An equine veterinary practice in Derbyshire is emphasising the importance of responsible worming following the sudden death of a seemingly healthy horse from severe worm damage.

An equine veterinary practice in Derbyshire is emphasising the importance of responsible worming following the sudden death of a seemingly healthy horse from severe worm damage.

Equine vet Kirsty MacGregorVeterinary surgeon Kirsty MacGregor, of Bakewell Equine Clinic in Derbyshire, was called out earlier this year to examine a six-year-old horse which had suddenly dropped down dead in the field.

The horse had appeared normal on the day of turn out. He was outwardly healthy and had relatively good body condition. However, within minutes he had fallen in mid-stride, indicating a very sudden death. A full post mortem confirmed that the cause of death was “verminous thromboembolism” – a fatal blood clot caused by severe worm damage.

The horse was kept on a large DIY yard with around 40 other horses and ponies. With so many individual owners it had proved difficult to implement a regular worm control programme although the yard owner and her liveries had tried hard to manage the situation.

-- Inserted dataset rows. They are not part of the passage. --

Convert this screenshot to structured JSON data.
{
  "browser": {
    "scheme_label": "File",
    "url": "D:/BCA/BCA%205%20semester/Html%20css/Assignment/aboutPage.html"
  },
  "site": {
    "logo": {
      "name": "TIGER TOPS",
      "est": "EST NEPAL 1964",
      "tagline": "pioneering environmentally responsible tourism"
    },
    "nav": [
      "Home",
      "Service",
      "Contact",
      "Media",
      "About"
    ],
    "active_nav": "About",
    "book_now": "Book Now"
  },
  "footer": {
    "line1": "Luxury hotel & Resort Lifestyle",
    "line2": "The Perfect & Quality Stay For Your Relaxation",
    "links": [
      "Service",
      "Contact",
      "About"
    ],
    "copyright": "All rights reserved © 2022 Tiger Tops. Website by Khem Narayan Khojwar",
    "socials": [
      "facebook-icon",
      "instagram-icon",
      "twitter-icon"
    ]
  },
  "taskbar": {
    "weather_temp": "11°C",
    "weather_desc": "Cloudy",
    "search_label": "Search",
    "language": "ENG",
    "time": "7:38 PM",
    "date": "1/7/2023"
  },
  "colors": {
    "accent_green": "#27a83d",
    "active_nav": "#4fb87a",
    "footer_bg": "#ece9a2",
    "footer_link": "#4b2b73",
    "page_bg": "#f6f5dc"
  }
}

Miss MacGregor said: “This unfortunate case serves to highlight the tragic consequences of being unable to coordinate an effective worming programme.”

Subsequently, Bakewell vets have treated all horses on the yard and, at the yard owner’s request, put together a worm control programme for all the horses.

Having seen a number of cases involving encysted small redworm infestation this year, presenting symptoms such as violent colic and weight loss which in some cases have proved fatal, Bakewell Equine Clinic has put together ten tips to help horse owners make sure they keep their horses safe from worms:

    1. Use diagnostics on a regular basis to build a picture of your horse’s worm burden.
    2. Understand your enemies – familiarise yourself with the main types of worms affecting horses.
    3. Select the wormer most appropriate for the parasite you are targeting, by looking at the chemical ingredients of each wormer, rather than just choosing the wormer for its name alone.
    4. Use a weigh tape or scales to make sure you dose accurately according to weight.
    5. Treat horses as individuals as well as a part of the herd to make sure they are wormed according to their need as well as for their environment.
    6. Worm new horses before they mix with your existing animals.
    7. Don’t overstock paddocks and do rest them wherever possible to let the parasites die off.
    8. Grazing with sheep or cattle on the same pasture is an excellent way to cut the worm population as they will “hoover up” horse worm larvae, which then die.
    9. Keep stables hygienic and clean feed buckets well.
    10. Collect and dispose of dung from the field promptly, at least every week as this will significantly reduce the number of worm larvae getting on to the pasture.
      View your activity >

      Leave a Reply

      Be the First to Comment!

      Notify of
      avatar

      wpDiscuz